     Day two I awoke to find out Gary had pulled up hurt at mile 80 and had to hike 5 hours to get out. That left Victor as the sole survivor. We tracked him on line then went to breakfast and the beach. In the evening we all gathered at Tahoe Meadows (mile 124) and cheered Victor as he arrived with a flower in hand to give to his wife Jenna. Total class act. He donned his night gear and headed off for a second night in the wilderness. Day three we packed up to leave Tahoe and drove to the finish to wait for Victor. 53 hours after starting he appeared and crossed the finish crack to the cheers of his crew. Amazingly enough, he seemed little different than when he started, a lot dirtier, a bit sleepy but still mentally astute, joking, and in great spirits. The overwhelming feeling was of success in that one of the group made it in which validated all the effort of those involved and proved Gary's plan was the right approach. The record may not have been broken but the team effort to get Victor around the lake was incredibly satisfying. My own failures aside I felt part of something bigger, a community of people with a focused goal which morphed as it needed to produce something spectacular.
     Post Tahoe, the family and I road tripped to the coast, up 101 to the Redwoods and Oregon coast and had a great time. I've had a tough go of trying to reconcile what went wrong for me. I've boiled it down to these lessons: 1- Run your own race. 2- Be self focused in preparation. 3- If you have a "drop" plan you will use it. 4- Be patient. 5-Victor Ballesteros is one awesome dude.
     Huge thanks to Gary for inviting me along on this adventure and to everyone who helped make it happen. Yes, there are already rumblings about trying again next year.

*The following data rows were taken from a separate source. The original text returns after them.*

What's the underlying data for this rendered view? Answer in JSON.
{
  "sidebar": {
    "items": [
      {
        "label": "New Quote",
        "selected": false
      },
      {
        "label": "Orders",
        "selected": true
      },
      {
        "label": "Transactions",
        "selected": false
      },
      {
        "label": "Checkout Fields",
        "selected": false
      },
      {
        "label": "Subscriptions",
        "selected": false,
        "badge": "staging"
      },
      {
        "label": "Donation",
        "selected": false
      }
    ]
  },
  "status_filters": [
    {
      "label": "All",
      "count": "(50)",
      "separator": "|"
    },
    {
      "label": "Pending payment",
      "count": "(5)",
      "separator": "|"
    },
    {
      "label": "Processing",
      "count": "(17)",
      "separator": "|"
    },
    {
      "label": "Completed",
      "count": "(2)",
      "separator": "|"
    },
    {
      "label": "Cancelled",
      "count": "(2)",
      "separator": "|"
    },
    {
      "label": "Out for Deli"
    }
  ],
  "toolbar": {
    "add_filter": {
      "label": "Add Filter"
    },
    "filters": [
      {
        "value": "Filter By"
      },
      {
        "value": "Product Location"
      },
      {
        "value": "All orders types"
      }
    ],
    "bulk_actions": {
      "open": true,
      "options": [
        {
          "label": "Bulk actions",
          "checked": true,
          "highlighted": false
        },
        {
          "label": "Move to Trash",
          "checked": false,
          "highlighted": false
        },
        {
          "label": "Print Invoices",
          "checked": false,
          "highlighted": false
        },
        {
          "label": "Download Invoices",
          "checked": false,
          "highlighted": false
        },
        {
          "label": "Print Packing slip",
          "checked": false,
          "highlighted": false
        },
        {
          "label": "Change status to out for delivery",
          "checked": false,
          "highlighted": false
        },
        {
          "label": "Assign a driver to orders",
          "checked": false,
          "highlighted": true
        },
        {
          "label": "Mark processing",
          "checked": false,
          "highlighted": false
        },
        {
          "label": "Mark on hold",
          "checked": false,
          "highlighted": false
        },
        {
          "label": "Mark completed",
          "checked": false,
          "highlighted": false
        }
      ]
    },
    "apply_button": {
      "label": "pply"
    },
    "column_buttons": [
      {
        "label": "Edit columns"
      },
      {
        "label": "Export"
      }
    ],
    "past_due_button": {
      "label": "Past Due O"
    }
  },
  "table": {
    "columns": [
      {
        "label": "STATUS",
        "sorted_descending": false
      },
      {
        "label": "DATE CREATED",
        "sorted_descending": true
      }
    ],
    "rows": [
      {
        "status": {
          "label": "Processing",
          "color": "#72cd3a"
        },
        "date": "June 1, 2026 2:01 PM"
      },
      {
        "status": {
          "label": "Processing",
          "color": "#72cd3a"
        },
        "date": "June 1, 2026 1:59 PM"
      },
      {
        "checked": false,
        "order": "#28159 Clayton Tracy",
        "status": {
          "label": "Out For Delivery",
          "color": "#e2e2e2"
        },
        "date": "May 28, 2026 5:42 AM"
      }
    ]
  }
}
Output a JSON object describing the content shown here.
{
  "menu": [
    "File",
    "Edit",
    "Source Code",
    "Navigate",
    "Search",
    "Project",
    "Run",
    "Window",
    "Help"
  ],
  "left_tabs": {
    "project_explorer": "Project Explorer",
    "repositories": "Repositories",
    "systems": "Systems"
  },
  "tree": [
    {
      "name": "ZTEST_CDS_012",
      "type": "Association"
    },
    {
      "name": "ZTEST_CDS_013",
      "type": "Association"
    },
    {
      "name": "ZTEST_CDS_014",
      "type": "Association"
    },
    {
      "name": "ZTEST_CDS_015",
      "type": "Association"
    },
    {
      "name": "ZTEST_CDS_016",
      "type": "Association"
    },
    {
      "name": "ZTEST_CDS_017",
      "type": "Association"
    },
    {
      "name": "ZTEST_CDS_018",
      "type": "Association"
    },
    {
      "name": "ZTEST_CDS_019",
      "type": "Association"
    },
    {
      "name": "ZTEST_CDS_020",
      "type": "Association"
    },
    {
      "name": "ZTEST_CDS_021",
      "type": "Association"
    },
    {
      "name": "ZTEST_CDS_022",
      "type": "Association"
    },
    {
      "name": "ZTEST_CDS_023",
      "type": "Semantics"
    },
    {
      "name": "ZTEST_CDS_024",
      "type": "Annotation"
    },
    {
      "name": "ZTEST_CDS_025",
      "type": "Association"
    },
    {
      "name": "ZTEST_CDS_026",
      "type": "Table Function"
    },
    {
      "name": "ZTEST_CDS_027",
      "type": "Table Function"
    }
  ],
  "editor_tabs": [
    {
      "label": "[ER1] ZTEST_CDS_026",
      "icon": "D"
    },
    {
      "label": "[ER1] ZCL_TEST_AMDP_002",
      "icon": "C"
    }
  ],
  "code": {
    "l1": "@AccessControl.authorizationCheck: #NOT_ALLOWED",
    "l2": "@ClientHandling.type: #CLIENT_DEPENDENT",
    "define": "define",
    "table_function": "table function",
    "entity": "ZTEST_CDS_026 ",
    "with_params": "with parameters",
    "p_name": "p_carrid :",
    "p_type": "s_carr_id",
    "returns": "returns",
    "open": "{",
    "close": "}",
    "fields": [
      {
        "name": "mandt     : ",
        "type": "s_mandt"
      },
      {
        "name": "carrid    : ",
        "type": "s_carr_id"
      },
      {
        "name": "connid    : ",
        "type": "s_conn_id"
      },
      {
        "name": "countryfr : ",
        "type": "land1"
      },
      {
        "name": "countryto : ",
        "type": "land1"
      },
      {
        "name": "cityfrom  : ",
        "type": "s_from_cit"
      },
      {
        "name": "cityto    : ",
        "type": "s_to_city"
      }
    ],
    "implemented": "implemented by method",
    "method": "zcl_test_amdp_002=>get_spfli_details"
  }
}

  1. enjoyed this read very much. You do a great job of mixing the facts with usual.xo

  2. Great report. It may be a while before we all know how strong Killian really is/was. A big solute to your whole crew for going really big and not bowing to the legend.

    Hey, my wife Brandi met you at Cascade. She wants to know what model of flashlight you were using up on No-Name when you rolled through there on your training run.